***** Supplied records *****

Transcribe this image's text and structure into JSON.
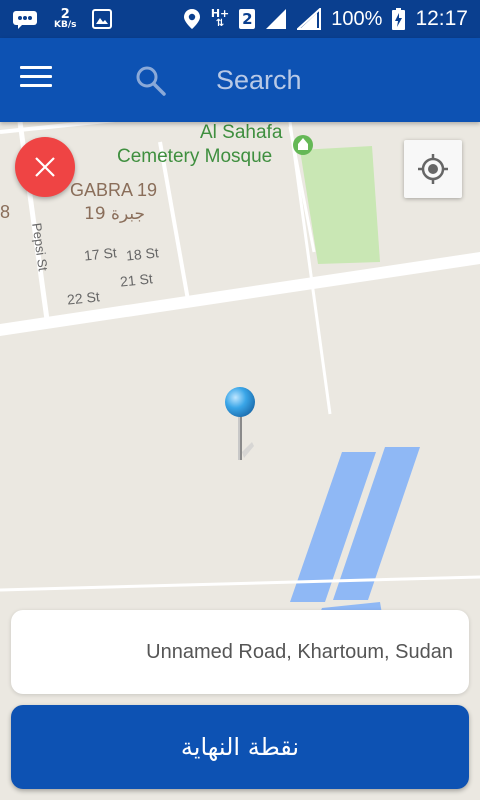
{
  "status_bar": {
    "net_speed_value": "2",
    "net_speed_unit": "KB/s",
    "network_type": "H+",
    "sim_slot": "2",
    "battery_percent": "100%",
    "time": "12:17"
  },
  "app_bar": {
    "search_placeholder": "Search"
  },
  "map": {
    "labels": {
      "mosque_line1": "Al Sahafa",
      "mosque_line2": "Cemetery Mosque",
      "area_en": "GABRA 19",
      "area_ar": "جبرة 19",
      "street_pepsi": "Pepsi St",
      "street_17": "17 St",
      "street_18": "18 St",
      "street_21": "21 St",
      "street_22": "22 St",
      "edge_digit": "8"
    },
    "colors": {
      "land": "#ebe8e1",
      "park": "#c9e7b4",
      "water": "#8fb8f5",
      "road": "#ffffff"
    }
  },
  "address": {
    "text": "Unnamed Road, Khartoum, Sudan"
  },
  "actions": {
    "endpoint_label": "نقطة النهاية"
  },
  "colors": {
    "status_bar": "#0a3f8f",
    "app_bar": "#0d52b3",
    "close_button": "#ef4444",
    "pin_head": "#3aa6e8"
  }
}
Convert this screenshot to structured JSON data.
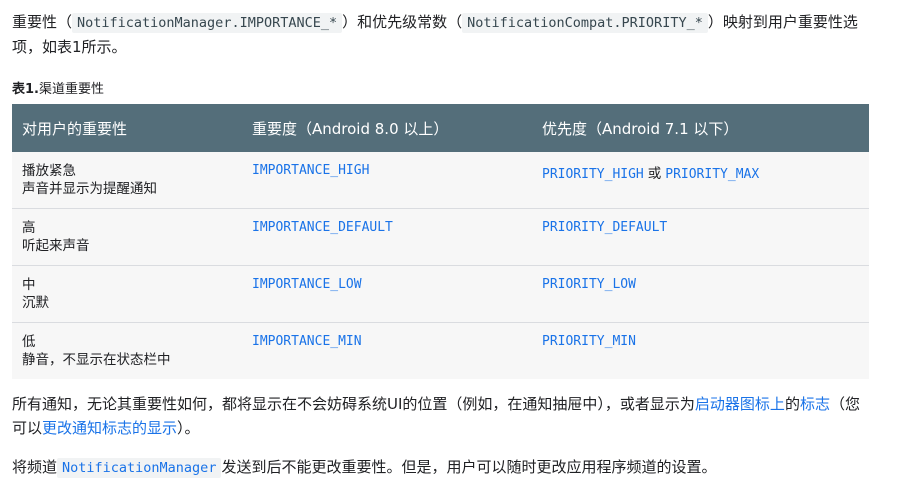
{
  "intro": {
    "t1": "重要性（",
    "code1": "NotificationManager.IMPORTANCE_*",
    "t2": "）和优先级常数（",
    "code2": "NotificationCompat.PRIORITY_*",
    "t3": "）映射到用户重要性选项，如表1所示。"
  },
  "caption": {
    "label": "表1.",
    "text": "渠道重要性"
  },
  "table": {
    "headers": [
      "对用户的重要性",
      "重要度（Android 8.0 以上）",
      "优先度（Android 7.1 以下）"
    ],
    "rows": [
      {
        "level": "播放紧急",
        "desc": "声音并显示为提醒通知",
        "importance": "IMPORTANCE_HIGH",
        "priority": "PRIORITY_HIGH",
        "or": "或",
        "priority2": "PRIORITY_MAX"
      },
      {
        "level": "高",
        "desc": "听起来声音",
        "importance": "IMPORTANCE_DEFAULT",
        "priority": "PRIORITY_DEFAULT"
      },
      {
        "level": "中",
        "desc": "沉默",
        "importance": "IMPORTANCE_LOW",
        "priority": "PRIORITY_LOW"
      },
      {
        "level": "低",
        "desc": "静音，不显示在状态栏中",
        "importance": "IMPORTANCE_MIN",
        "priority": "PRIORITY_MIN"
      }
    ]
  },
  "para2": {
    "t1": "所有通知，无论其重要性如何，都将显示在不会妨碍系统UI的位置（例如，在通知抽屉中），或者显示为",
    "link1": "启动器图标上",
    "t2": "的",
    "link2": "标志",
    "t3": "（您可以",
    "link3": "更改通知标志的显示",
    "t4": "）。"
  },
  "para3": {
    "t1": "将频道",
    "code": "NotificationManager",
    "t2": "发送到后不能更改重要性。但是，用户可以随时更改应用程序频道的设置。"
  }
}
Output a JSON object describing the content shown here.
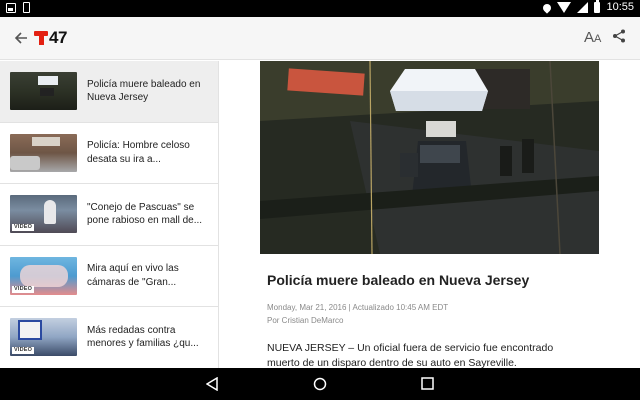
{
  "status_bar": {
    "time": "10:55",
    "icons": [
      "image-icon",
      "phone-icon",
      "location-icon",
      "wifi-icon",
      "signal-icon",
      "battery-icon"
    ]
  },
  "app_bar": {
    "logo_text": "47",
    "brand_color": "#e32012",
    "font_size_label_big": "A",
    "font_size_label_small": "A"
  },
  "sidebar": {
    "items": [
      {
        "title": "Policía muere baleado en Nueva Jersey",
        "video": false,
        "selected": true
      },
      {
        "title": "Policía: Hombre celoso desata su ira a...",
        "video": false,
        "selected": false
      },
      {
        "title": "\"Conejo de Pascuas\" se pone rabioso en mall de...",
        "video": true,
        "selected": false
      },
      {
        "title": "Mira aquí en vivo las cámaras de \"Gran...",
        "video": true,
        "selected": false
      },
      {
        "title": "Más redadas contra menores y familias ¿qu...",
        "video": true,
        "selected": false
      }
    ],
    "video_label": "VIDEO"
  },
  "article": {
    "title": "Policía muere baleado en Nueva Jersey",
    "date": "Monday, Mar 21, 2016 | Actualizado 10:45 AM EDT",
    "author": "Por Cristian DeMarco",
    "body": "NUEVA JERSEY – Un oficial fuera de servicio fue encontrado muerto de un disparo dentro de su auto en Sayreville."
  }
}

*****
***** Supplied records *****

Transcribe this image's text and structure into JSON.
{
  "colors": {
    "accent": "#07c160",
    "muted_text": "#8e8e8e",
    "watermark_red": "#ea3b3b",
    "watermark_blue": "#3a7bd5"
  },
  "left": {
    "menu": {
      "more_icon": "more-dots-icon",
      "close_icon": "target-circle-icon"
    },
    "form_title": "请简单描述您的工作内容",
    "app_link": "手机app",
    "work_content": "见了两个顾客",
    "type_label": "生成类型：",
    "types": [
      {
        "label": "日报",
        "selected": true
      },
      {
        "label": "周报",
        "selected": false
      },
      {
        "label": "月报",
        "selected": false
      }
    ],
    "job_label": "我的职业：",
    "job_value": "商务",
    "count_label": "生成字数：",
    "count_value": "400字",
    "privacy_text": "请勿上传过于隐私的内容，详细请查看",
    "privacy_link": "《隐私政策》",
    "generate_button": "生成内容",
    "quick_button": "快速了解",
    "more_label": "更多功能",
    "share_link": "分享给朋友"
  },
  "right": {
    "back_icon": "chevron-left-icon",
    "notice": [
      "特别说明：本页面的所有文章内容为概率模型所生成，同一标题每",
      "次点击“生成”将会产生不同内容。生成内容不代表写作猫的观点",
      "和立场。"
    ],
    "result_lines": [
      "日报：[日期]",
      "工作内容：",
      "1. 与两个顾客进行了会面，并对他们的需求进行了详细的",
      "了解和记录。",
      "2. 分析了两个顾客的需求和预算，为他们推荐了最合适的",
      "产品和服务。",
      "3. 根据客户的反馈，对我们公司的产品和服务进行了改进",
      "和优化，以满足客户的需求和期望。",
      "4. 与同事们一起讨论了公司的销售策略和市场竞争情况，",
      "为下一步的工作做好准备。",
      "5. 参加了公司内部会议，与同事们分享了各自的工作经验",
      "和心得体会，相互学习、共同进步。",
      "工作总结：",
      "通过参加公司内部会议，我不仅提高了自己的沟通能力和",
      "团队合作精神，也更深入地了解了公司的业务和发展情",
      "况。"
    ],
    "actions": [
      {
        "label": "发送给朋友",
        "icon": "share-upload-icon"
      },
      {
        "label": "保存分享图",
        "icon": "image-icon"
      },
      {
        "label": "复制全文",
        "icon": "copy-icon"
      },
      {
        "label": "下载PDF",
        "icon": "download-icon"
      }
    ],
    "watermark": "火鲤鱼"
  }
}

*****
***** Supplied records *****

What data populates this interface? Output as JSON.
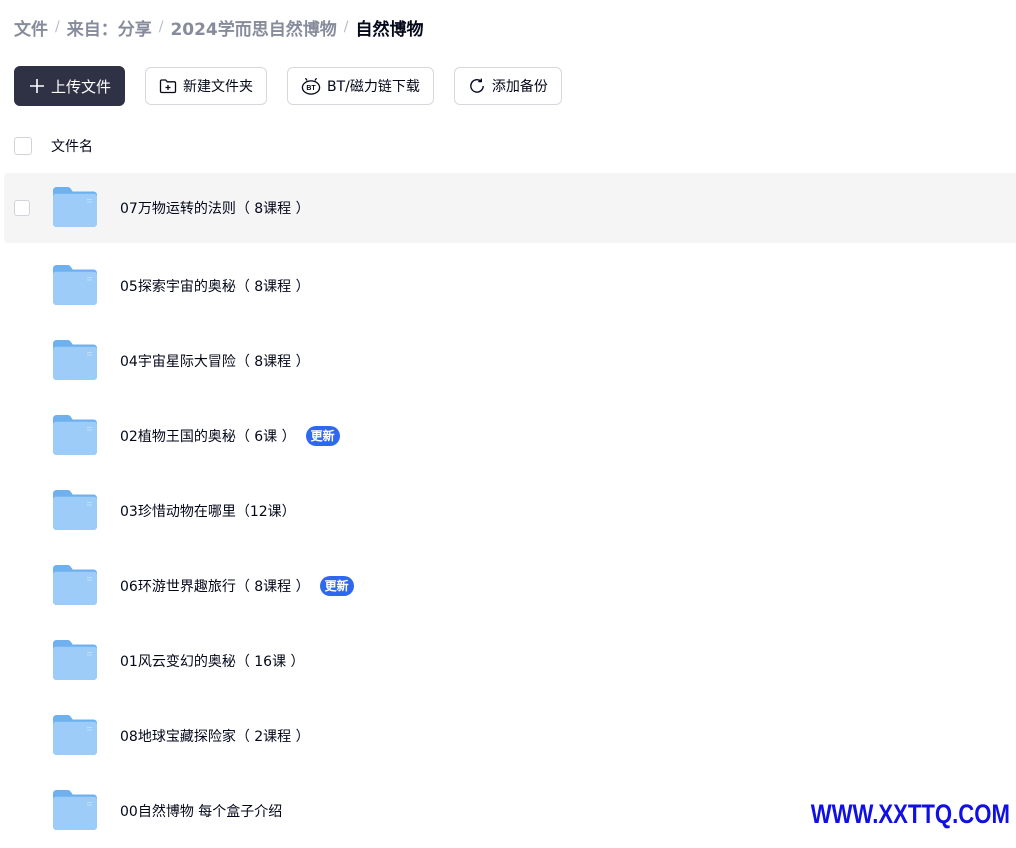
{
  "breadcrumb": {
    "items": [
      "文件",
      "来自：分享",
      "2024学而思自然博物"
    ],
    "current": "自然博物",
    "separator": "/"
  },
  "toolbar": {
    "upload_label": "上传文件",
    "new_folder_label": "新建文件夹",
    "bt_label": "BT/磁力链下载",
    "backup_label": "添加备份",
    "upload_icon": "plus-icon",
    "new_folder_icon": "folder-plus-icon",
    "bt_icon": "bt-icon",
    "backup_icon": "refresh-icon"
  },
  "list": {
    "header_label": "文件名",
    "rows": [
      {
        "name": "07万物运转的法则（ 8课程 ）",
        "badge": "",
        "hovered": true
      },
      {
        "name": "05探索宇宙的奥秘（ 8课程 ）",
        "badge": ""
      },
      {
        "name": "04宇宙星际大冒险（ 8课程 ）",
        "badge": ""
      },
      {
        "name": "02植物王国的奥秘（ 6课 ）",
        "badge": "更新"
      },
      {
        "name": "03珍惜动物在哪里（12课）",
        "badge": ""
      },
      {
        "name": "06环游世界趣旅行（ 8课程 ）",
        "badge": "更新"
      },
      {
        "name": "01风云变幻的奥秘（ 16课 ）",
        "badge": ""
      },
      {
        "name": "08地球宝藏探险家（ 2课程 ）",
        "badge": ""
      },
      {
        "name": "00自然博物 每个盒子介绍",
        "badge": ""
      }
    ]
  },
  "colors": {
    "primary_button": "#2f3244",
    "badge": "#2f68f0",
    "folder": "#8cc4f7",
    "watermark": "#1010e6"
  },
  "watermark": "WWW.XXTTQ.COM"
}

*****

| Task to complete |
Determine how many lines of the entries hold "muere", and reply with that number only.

| Solution for this problem |
2